<<<<

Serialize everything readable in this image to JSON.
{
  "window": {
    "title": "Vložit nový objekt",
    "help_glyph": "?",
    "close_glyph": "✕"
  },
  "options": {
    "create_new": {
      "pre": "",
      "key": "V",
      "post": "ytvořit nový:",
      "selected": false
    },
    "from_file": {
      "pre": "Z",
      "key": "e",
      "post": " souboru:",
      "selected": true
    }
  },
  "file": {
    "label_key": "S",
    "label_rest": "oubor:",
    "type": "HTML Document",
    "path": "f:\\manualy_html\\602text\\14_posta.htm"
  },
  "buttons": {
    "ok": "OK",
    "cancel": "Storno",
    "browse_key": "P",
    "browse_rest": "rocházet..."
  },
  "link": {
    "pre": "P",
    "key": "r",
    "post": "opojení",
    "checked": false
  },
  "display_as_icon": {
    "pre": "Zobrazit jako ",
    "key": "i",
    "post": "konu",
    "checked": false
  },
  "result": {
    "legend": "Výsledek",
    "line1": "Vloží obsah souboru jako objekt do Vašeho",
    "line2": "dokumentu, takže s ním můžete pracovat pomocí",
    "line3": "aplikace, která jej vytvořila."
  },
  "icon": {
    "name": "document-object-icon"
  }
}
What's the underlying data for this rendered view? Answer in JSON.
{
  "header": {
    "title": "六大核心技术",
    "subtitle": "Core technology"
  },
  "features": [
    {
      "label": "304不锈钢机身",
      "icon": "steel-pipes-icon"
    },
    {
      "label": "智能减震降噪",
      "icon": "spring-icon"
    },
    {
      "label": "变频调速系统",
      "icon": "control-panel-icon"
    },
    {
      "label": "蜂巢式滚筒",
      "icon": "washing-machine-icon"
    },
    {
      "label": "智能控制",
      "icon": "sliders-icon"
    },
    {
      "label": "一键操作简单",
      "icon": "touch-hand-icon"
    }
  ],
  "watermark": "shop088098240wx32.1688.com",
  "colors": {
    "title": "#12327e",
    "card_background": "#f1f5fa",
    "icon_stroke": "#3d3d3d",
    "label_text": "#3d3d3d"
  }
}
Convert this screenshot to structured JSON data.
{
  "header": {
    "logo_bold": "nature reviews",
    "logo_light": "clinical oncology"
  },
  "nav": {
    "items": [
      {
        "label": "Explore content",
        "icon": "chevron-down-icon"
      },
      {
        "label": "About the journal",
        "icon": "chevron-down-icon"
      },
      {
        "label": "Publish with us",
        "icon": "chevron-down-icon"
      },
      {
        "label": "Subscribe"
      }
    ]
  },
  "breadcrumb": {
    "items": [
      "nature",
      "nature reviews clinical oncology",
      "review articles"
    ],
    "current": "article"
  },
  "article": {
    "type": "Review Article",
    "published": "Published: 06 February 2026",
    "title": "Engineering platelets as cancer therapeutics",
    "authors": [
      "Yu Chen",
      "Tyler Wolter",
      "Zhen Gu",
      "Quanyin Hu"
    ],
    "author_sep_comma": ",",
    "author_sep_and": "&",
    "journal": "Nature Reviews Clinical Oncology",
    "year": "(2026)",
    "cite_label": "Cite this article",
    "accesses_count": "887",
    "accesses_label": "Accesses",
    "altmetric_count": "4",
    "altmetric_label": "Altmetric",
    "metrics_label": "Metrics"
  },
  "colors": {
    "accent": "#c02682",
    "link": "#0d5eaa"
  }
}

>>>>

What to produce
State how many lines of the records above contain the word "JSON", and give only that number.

Task solution
3